“It’s particularly useful for white-label customers who source their mattresses from multiple manufacturers – we can identify any warranty claims specific to Breasley. We are pleased to say these remain well below 1% of our total output.”
Innovation is second nature to this family-run firm, which was also one of the first in the UK to move into the rolled-and-boxed mattress market. Today, more manufacturers in the sector are taking up its RFID approach.
“RFID technology is becoming cheaper and more readily available every year,” says Mike. “Smartphones are now able to read less sophisticated tags than ours, and it won’t be long before they can read UHF. This could potentially help us identity a Breasley mattress from a customer’s address using a smartphone. From the serial number we can tell exactly when, where and how the mattress was built.
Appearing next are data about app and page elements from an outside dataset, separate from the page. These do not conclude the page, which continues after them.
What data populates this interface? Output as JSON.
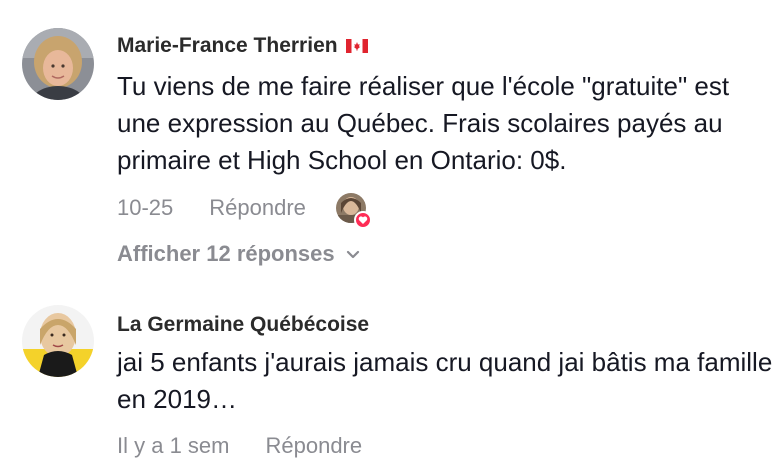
{
  "comments": [
    {
      "author": "Marie-France Therrien",
      "flag_icon": "canada-flag-icon",
      "text": "Tu viens de me faire réaliser que l'école \"gratuite\" est une expression au Québec. Frais scolaires payés au primaire et High School en Ontario: 0$.",
      "date": "10-25",
      "reply_label": "Répondre",
      "show_replies_label": "Afficher 12 réponses",
      "liked_by_author": true
    },
    {
      "author": "La Germaine Québécoise",
      "text": "jai 5 enfants j'aurais jamais cru quand jai bâtis ma famille en 2019…",
      "date": "Il y a 1 sem",
      "reply_label": "Répondre"
    }
  ],
  "colors": {
    "text": "#161823",
    "muted": "#8a8b91",
    "heart": "#fe2c55"
  }
}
It can also assist with guarantee registration and end-of-life mattress recycling, making it easier for recyclers to identify exactly what materials are coming in for processing.”
As well as helping production by enabling its Material Requirements Planning (MRP) system communicate with RFID readers and writers, Breasley has also seen the technology benefit its marketing activities.
“Most customers, including retailers, like the idea, and it has been used effectively as a selling tool,” says Mike. “Full traceability from raw materials to delivered item is a powerful benefit for everyone in the supply chain – it gives peace of mind and reassurance.”
Breasley now uses RFID tags on all its products as standard, including its flagship Salus range and its rolled-and-boxed Uno collection.